I find myself quoting these words by Sal Giambanco of Omidyar Networks quite often these days. Indeed, what can be more powerful and valuable than the passion and commitment of the people who dedicate themselves to the task of social development, justice and equity?
India has around 3.2 million registered non-government organisations (NGOs). According to Central Statistical Organisation of India, there are around four NGOs for every 1,000 people in urban areas and 2.3 NGOs for every 1,000 rural people. In fact, Indians have more per capita NGOs than hospital beds.
They are spread across the length and breadth of the country and their work spans a wide spectrum, from health, education and environment to justice and rights. Due to their wide reach and grassroots engagement, they are often collectively called the ‘third sector.’
Yet, as they go about solving for some of the most complex and challenging problems in the socio-development space--work that even the government is not able to do—I often ask myself if we are doing enough to nurture and equip them to achieve their full potential.
I remember how in my early years at a multinational organisation, I was required to attend a leadership or skill-based training every six or eight weeks: time management, change management, team building, stress management – there was something to learn almost every month.
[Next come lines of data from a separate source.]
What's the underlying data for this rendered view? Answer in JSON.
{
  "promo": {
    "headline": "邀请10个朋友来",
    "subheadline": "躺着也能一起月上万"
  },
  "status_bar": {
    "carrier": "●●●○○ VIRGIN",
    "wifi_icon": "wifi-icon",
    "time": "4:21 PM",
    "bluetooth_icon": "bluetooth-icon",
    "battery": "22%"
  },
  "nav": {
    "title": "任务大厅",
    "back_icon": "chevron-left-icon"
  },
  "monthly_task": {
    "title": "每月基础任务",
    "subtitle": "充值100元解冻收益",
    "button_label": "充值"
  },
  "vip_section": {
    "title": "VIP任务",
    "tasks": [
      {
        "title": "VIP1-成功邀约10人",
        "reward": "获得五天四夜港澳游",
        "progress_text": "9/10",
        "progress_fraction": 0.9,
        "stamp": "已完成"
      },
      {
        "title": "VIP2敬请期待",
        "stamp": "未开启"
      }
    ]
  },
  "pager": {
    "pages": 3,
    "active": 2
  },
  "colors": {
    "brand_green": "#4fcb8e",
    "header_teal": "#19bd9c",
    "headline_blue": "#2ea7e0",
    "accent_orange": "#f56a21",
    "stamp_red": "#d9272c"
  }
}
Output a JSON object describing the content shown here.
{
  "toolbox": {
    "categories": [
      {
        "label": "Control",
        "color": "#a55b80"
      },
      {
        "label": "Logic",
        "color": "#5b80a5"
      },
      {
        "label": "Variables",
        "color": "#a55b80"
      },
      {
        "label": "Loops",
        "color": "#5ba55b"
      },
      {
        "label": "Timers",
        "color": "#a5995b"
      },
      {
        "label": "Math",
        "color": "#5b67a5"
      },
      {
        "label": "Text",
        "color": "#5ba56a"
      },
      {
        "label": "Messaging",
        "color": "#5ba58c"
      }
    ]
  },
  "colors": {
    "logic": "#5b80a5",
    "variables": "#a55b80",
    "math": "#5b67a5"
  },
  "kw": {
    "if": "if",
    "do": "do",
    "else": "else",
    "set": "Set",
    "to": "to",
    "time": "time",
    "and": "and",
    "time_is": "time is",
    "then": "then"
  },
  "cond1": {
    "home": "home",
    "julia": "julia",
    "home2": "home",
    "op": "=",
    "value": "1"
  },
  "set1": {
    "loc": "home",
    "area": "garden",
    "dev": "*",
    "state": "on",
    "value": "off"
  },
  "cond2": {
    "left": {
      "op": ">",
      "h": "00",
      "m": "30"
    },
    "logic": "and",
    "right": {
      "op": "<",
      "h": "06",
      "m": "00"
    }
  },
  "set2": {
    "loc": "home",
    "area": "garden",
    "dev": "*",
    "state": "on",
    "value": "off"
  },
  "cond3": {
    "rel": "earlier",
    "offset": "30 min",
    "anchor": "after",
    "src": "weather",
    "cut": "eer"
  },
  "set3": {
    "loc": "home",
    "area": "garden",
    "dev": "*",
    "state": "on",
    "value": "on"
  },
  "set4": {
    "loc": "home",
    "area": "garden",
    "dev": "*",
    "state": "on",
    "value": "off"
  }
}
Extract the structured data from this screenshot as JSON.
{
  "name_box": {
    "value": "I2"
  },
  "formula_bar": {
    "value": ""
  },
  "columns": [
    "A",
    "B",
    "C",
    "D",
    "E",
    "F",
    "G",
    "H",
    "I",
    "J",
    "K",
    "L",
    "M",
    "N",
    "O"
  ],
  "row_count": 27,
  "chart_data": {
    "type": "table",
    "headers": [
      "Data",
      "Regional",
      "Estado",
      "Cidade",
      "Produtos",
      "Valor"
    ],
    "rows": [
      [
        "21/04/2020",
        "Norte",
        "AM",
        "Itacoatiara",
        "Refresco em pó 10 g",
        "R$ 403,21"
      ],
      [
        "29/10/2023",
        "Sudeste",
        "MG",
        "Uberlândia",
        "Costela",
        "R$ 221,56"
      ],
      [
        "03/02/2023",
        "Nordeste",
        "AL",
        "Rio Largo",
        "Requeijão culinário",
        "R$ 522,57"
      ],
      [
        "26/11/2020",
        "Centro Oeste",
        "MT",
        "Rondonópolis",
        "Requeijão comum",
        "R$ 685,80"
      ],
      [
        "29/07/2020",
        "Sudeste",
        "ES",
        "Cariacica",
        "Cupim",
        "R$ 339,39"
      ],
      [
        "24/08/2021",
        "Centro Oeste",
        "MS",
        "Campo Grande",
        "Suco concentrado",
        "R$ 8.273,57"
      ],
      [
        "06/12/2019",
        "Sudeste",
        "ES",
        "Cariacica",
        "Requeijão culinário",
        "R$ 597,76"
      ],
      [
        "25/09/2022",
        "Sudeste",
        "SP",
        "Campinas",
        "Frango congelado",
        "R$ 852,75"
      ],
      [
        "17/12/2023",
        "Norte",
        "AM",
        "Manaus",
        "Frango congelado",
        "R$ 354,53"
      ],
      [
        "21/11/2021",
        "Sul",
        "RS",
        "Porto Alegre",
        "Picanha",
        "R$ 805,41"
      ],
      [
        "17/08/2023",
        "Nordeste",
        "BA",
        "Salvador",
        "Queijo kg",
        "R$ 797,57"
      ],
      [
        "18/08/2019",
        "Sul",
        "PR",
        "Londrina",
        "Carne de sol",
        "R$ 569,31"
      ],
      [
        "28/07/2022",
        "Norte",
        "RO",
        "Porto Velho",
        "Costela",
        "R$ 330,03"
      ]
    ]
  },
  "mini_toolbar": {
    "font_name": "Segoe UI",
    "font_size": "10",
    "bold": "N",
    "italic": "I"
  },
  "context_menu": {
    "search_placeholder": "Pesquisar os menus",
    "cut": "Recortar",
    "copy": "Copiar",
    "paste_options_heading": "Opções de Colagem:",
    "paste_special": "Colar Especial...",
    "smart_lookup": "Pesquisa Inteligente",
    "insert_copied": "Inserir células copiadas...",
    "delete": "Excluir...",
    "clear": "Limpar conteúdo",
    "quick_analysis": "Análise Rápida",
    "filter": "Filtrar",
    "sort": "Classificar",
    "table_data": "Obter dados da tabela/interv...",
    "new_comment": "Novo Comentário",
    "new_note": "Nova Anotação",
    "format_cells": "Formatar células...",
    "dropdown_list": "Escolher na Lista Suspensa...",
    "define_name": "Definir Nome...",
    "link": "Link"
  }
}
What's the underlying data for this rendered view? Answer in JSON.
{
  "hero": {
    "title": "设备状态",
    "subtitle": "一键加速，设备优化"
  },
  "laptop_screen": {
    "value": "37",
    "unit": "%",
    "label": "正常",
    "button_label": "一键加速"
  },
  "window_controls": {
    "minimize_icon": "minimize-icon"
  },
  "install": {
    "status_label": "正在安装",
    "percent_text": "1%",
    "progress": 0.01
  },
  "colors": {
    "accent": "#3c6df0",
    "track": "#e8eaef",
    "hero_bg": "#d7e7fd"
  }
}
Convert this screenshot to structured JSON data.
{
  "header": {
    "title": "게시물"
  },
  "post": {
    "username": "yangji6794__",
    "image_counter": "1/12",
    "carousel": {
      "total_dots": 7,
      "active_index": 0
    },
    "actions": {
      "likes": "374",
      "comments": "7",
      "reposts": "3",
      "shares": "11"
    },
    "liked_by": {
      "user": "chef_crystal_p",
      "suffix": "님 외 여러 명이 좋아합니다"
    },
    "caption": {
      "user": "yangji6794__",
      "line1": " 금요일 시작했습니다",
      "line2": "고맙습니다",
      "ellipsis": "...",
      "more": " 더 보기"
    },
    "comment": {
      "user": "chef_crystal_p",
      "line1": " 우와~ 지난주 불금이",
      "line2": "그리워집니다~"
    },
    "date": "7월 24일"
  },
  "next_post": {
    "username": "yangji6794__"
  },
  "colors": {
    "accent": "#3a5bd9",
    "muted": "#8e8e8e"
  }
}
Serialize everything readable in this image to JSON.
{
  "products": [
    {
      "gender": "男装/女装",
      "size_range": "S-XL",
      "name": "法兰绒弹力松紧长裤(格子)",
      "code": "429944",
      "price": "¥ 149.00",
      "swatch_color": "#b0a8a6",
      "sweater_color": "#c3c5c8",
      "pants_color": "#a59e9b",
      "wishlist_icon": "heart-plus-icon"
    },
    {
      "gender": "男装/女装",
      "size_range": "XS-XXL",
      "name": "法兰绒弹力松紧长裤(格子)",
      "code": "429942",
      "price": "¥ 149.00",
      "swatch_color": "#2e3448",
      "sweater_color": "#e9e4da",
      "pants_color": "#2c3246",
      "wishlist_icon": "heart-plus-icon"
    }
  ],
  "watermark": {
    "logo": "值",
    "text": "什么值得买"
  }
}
And the company, with its significant training and development budget, was willing to invest in my learning and growth.
Which meant that I became a better, more productive employee, I was a happy employee, and I was a loyal employee. For my employer that would translate into high employee productivity, satisfaction and retention rates.
By contrast, at a majority of NGOs in the country, the focus has thus far been on the program, owing to the constant uncertainty around funding and, when the money does come, the donor’s insistence on all the money going into the programme. The people and the organization, thus, have not always received the attention and investment they deserve – they have, in fact, been often looked upon as expensive ‘overheads’.
One of the results of such underinvestment in people is the ‘leadership development gap’ in the country’s social sector: more than 50 percent of the organizations surveyed by a 2017 Bridgespan report admitted not having received any funding for leadership development in the two years before the survey was conducted.
At a time when the Indian social sector is talking about achieving scale and sustainability, this can pose a serious problem: how can organizations scale their programmes without paying attention to strengthening the foundation, including the people, processes and organisational culture? How will organizations enhance their own capacity to absorb and manage the growing amount of amount of funding coming into the development sector through corporate and individual philanthropy?
Fortunately, mindsets seem to be changing in recent times. Both donors and NGOs are now beginning to acknowledge that in order to be effective, sustainable and scalable, there will need to be more investment in people and in building their capacity to lead and manage organizations, programmes and impact.
There’s also a growing acceptance of the fact that the sector needs more specialized and more diverse skills, especially in areas such as fundraising, HR, strategic communication, data-driven decision making, design thinking, and so on – areas that have traditionally been relegated to the sidelines because of the emphasis on the program.
Clearly, there is a need for robust professional development initiatives aimed at non-profit leaders and practitioners. The challenge now is to make sure that we create enough learning opportunities for the sector and ensure that these are accessible to all organizations, big and small. It’s time to pay attention to the biggest asset in the social sector.